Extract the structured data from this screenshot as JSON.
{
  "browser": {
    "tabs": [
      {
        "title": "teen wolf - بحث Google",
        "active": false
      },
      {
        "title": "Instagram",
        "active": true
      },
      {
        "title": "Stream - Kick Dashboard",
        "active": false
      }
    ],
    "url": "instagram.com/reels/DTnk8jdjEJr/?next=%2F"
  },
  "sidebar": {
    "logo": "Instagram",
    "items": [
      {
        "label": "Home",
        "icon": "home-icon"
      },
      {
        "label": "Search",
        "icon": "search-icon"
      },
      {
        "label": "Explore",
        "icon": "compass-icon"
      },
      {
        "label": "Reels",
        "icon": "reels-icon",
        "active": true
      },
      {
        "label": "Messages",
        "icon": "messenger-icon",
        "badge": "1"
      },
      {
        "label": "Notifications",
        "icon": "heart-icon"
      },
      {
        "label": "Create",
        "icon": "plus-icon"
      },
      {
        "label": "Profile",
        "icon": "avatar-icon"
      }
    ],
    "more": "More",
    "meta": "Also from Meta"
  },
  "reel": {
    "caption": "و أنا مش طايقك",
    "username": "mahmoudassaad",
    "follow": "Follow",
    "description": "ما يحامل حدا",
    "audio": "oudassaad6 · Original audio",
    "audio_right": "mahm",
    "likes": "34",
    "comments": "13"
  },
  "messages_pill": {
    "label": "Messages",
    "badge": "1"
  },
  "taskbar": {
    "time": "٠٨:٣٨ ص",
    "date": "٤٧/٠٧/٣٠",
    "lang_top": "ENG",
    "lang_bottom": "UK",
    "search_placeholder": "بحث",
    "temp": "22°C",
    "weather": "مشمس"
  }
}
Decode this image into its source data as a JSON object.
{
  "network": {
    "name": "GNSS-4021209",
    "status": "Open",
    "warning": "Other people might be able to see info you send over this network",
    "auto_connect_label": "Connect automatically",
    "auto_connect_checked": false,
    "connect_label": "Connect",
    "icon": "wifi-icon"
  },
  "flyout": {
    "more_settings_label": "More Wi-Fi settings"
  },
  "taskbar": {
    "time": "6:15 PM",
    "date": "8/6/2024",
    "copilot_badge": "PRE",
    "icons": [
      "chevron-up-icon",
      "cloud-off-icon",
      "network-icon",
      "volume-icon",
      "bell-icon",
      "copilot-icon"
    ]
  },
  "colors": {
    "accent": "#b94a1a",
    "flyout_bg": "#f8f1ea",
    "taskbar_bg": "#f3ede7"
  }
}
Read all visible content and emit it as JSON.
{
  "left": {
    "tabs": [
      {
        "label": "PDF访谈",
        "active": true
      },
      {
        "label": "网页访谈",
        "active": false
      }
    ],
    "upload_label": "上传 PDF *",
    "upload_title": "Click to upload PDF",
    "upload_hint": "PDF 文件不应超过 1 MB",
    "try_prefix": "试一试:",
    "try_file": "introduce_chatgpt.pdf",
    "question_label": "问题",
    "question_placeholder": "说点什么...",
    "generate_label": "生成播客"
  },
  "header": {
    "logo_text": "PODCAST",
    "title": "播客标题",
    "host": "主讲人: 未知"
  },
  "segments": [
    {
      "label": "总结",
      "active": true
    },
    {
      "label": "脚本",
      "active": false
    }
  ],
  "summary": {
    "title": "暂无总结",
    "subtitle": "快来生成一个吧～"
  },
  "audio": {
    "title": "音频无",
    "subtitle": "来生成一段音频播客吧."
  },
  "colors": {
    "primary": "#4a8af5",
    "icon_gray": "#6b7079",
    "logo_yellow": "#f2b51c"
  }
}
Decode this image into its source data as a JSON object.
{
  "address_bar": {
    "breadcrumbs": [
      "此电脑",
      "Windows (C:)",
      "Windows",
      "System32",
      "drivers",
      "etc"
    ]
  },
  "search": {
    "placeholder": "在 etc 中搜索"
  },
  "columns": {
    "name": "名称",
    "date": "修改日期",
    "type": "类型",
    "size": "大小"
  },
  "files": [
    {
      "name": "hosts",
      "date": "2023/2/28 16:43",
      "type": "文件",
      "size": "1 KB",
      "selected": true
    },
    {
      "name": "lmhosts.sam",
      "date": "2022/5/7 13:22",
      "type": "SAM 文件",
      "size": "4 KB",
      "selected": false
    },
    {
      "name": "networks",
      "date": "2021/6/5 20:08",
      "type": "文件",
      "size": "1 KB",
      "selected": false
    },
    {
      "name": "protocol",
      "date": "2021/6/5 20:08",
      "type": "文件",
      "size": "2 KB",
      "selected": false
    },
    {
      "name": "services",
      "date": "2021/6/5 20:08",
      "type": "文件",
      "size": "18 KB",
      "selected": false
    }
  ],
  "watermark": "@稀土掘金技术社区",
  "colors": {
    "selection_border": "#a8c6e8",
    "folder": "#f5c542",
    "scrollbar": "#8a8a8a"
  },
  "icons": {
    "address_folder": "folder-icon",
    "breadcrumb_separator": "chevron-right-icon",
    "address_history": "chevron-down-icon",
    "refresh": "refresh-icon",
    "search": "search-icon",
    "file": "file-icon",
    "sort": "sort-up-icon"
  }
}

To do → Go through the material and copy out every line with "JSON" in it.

Answer box →
Extract the structured data from this screenshot as JSON.
Decode this image into its source data as a JSON object.
Read all visible content and emit it as JSON.
Decode this image into its source data as a JSON object.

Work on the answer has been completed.